Related Posts:
Tomcat Oracle JDBC Connection
Tomcat Manager Password
Tomcat Custom 404 Page
Install Tomcat 7 on CentOS/RHEL


Learn More About Apache Tomcat

Apache Tomcat Foundation
Tomcat 6

10 comments:

Anonymous said...

sh /opt/jdk-6u20-linux-i586.bin

No such file or directory

David Ghedini said...

Hi -

/opt/jdk-6u20-linux-i586.bin is where I saved the JDK to.

If you saved it elsewhere, or are using a different JDK, adjust accordingly.

raj said...

It is very good, Because you define it by step by step.

Please provide me the essential step for
Tomcat Load Balancing & Multiple Tomcat Instances.

David Ghedini said...

Thanks Raj, I'm glad you found the post useful.

I'll be posting guides for both load balancing as well as multiple instances soon.

James said...

Excellent, like the way you DO NOT make assumptions about peoples knowledge level. I learned a lot from just reading this. Keep up the good work

Anonymous said...

Your blog is very informative. Thank you for your informative and useful blog. I have a request, would you add a blog "How to JDK, TomCat and MySQL on CentOS" and its step by step guide line for MySQL connectivity useing Tomcat server?

Anonymous said...

Thank you so much.
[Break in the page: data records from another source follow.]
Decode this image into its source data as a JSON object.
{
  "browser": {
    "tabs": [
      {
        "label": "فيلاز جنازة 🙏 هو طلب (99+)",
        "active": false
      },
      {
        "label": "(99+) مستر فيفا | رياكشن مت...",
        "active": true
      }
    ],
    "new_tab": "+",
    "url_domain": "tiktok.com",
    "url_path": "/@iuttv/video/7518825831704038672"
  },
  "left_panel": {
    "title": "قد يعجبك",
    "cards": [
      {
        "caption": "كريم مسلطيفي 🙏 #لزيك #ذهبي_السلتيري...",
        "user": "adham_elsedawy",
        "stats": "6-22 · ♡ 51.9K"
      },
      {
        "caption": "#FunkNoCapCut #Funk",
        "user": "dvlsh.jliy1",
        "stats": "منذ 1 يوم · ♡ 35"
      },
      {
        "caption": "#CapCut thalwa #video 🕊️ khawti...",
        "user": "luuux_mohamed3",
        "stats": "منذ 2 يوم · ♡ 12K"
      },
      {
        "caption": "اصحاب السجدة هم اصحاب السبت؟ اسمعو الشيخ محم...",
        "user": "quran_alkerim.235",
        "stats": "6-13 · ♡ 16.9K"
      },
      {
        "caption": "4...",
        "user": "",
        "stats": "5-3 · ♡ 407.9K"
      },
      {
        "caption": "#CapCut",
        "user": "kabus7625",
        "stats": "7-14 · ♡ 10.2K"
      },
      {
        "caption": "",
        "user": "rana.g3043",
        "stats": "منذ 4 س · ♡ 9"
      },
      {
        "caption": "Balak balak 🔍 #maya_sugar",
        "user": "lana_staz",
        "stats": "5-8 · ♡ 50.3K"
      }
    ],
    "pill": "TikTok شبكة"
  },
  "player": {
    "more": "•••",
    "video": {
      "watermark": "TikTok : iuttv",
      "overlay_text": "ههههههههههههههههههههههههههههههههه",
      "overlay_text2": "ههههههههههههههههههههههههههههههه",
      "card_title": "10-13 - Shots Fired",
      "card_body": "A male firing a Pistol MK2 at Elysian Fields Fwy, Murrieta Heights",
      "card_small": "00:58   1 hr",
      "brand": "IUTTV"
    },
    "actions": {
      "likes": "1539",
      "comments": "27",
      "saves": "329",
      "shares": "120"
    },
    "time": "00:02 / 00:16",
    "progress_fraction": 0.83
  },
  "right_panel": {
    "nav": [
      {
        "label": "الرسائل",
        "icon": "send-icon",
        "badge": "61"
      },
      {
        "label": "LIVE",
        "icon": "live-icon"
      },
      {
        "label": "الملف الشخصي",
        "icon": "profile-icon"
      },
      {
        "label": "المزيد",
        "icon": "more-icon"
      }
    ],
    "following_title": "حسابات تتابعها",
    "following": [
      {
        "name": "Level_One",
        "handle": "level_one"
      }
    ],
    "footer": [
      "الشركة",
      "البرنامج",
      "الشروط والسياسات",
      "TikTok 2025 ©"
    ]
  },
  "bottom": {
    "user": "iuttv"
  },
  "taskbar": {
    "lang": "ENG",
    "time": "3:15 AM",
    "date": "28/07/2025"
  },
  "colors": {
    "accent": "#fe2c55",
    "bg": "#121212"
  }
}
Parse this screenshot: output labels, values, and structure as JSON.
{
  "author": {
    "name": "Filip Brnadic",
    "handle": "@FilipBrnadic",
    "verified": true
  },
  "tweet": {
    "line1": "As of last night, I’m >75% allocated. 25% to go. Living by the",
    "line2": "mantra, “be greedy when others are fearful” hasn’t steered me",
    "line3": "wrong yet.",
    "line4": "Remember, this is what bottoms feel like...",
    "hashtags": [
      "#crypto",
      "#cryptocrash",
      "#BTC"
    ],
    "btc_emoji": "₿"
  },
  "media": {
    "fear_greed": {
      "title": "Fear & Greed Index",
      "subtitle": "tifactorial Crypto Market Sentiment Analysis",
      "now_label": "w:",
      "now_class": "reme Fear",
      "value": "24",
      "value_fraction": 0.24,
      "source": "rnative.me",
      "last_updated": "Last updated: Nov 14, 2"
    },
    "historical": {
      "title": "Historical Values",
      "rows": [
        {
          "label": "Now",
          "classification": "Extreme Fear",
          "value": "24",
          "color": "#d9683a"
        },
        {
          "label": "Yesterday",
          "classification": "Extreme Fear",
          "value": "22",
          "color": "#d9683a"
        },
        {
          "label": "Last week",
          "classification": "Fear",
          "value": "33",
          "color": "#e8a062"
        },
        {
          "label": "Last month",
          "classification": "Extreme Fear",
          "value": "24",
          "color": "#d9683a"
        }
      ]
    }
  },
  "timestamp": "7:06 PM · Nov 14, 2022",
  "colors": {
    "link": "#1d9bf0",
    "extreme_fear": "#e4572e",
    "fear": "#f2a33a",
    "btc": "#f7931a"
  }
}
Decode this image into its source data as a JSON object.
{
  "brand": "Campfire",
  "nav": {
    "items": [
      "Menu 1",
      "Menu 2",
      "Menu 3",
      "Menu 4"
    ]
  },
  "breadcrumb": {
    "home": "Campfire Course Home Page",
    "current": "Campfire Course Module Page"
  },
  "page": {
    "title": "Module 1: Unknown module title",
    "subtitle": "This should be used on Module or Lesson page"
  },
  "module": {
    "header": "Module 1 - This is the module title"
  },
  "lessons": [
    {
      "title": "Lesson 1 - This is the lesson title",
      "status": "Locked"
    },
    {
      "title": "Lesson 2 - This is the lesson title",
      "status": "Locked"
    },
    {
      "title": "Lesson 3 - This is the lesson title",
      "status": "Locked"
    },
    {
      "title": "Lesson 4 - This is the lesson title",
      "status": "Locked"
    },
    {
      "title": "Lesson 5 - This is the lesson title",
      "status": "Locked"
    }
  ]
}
I was looking for hours for a solution and yours worked right away

Beta said...

I want to and will install tomcat on my centos. thanks already to guide how to install.

arejae said...

thanks david. it helps a lot

Anonymous said...

The priorities in the script are in the order start priority, then stop priority. So 20 would be the start priority and 80 would be the stop.